**HOW TO COMPLETE THIS TASK**
What lines of the data hold the string "title"? Pull each one out.

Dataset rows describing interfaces
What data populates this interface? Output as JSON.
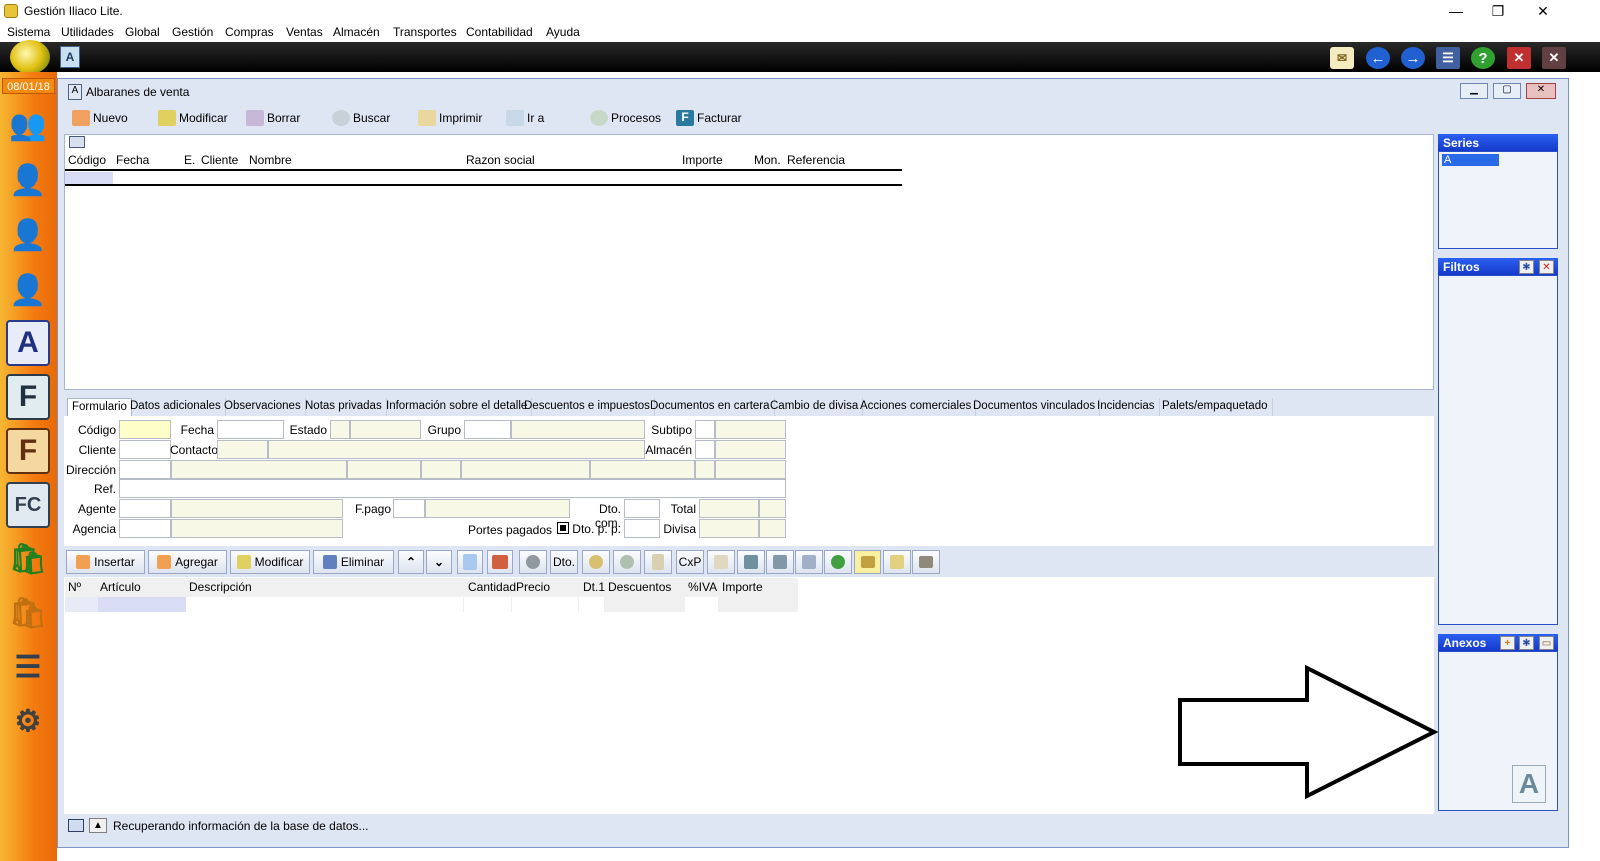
{
  "app": {
    "title": "Gestión Iliaco Lite."
  },
  "window_controls": {
    "minimize": "—",
    "maximize": "❐",
    "close": "✕"
  },
  "menu": [
    "Sistema",
    "Utilidades",
    "Global",
    "Gestión",
    "Compras",
    "Ventas",
    "Almacén",
    "Transportes",
    "Contabilidad",
    "Ayuda"
  ],
  "sidebar": {
    "date": "08/01/18"
  },
  "window": {
    "title": "Albaranes de venta"
  },
  "toolbar": [
    "Nuevo",
    "Modificar",
    "Borrar",
    "Buscar",
    "Imprimir",
    "Ir a",
    "Procesos",
    "Facturar"
  ],
  "grid": {
    "columns": [
      "Código",
      "Fecha",
      "E.",
      "Cliente",
      "Nombre",
      "Razon social",
      "Importe",
      "Mon.",
      "Referencia"
    ]
  },
  "tabs": [
    "Formulario",
    "Datos adicionales",
    "Observaciones",
    "Notas privadas",
    "Información sobre el detalle",
    "Descuentos e impuestos",
    "Documentos en cartera",
    "Cambio de divisa",
    "Acciones comerciales",
    "Documentos vinculados",
    "Incidencias",
    "Palets/empaquetado"
  ],
  "form": {
    "codigo": "Código",
    "fecha": "Fecha",
    "estado": "Estado",
    "grupo": "Grupo",
    "subtipo": "Subtipo",
    "cliente": "Cliente",
    "contacto": "Contacto",
    "almacen": "Almacén",
    "direccion": "Dirección",
    "ref": "Ref.",
    "agente": "Agente",
    "fpago": "F.pago",
    "dto_com": "Dto. com.",
    "total": "Total",
    "agencia": "Agencia",
    "portes": "Portes pagados",
    "dto_pp": "Dto. p. p.",
    "divisa": "Divisa"
  },
  "lines_toolbar": {
    "insertar": "Insertar",
    "agregar": "Agregar",
    "modificar": "Modificar",
    "eliminar": "Eliminar",
    "dto": "Dto.",
    "cxp": "CxP"
  },
  "lines": {
    "columns": [
      "Nº",
      "Artículo",
      "Descripción",
      "Cantidad",
      "Precio",
      "Dt.1",
      "Descuentos",
      "%IVA",
      "Importe"
    ]
  },
  "status": {
    "text": "Recuperando información de la base de datos..."
  },
  "panels": {
    "series": "Series",
    "series_item": "A",
    "filtros": "Filtros",
    "anexos": "Anexos"
  }
}
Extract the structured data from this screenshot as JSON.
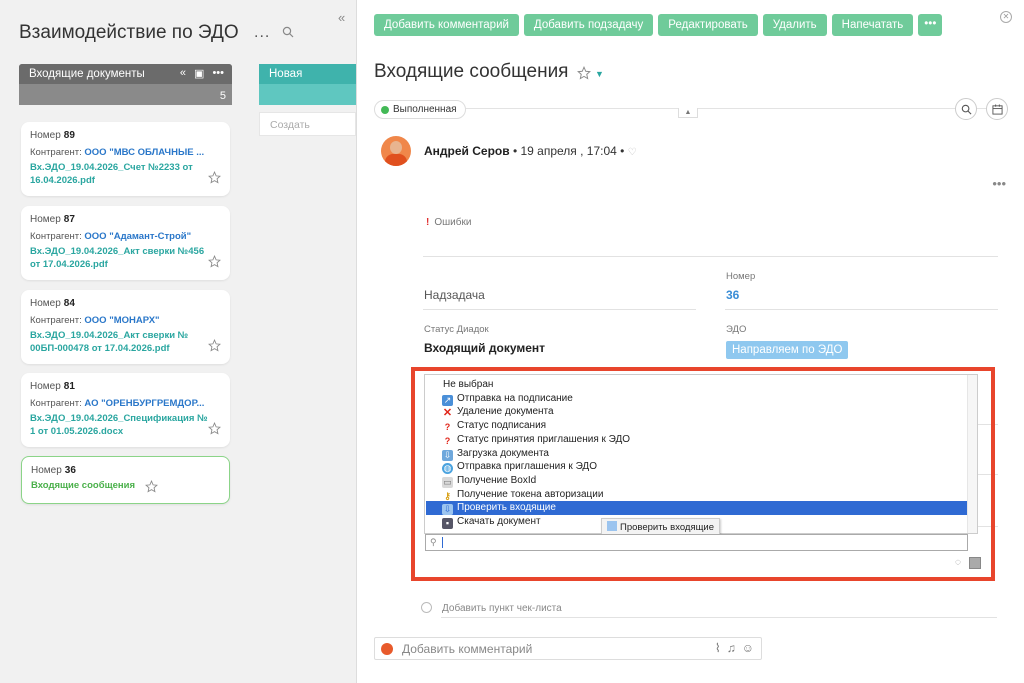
{
  "board": {
    "title": "Взаимодействие по ЭДО",
    "menu_dots": "...",
    "collapse": "«",
    "column1": {
      "title": "Входящие документы",
      "count": "5"
    },
    "column2": {
      "title": "Новая",
      "create_label": "Создать"
    }
  },
  "cards": [
    {
      "label": "Номер",
      "number": "89",
      "contr_label": "Контрагент:",
      "contr": "ООО \"МВС ОБЛАЧНЫЕ ...",
      "file": "Вх.ЭДО_19.04.2026_Счет №2233 от 16.04.2026.pdf"
    },
    {
      "label": "Номер",
      "number": "87",
      "contr_label": "Контрагент:",
      "contr": "ООО \"Адамант-Строй\"",
      "file": "Вх.ЭДО_19.04.2026_Акт сверки №456 от 17.04.2026.pdf"
    },
    {
      "label": "Номер",
      "number": "84",
      "contr_label": "Контрагент:",
      "contr": "ООО \"МОНАРХ\"",
      "file": "Вх.ЭДО_19.04.2026_Акт сверки № 00БП-000478 от 17.04.2026.pdf"
    },
    {
      "label": "Номер",
      "number": "81",
      "contr_label": "Контрагент:",
      "contr": "АО \"ОРЕНБУРГРЕМДОР...",
      "file": "Вх.ЭДО_19.04.2026_Спецификация № 1 от 01.05.2026.docx"
    },
    {
      "label": "Номер",
      "number": "36",
      "file": "Входящие сообщения"
    }
  ],
  "toolbar": {
    "add_comment": "Добавить комментарий",
    "add_subtask": "Добавить подзадачу",
    "edit": "Редактировать",
    "delete": "Удалить",
    "print": "Напечатать",
    "more": "•••"
  },
  "task": {
    "title": "Входящие сообщения",
    "status": "Выполненная",
    "author": "Андрей Серов",
    "date": "• 19 апреля , 17:04 •",
    "errors_label": "Ошибки",
    "parent_label": "Надзадача",
    "number_label": "Номер",
    "number_value": "36",
    "diadoc_label": "Статус Диадок",
    "diadoc_value": "Входящий документ",
    "edo_label": "ЭДО",
    "edo_value": "Направляем по ЭДО"
  },
  "dropdown": {
    "items": [
      {
        "label": "Не выбран",
        "icon": "none"
      },
      {
        "label": "Отправка на подписание",
        "icon": "send-icon"
      },
      {
        "label": "Удаление документа",
        "icon": "delete-x-icon"
      },
      {
        "label": "Статус подписания",
        "icon": "question-icon"
      },
      {
        "label": "Статус принятия приглашения к ЭДО",
        "icon": "question-icon"
      },
      {
        "label": "Загрузка документа",
        "icon": "upload-icon"
      },
      {
        "label": "Отправка приглашения к ЭДО",
        "icon": "globe-icon"
      },
      {
        "label": "Получение BoxId",
        "icon": "box-icon"
      },
      {
        "label": "Получение токена авторизации",
        "icon": "key-icon"
      },
      {
        "label": "Проверить входящие",
        "icon": "inbox-icon"
      },
      {
        "label": "Скачать документ",
        "icon": "save-icon"
      }
    ],
    "selected_index": 9,
    "tooltip": "Проверить входящие"
  },
  "checklist": {
    "add_label": "Добавить пункт чек-листа"
  },
  "comment": {
    "placeholder": "Добавить комментарий"
  },
  "colors": {
    "accent_green": "#6fcb9a",
    "teal": "#2aa6a0",
    "highlight_red": "#e8452c",
    "selection_blue": "#2f6ad3"
  }
}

**TASK RESULT**
    "title": "Gestión Iliaco Lite."
    "title": "Albaranes de venta"
    "title": "Взаимодействие по ЭДО",
      "title": "Входящие документы",
      "title": "Новая",
    "title": "Входящие сообщения",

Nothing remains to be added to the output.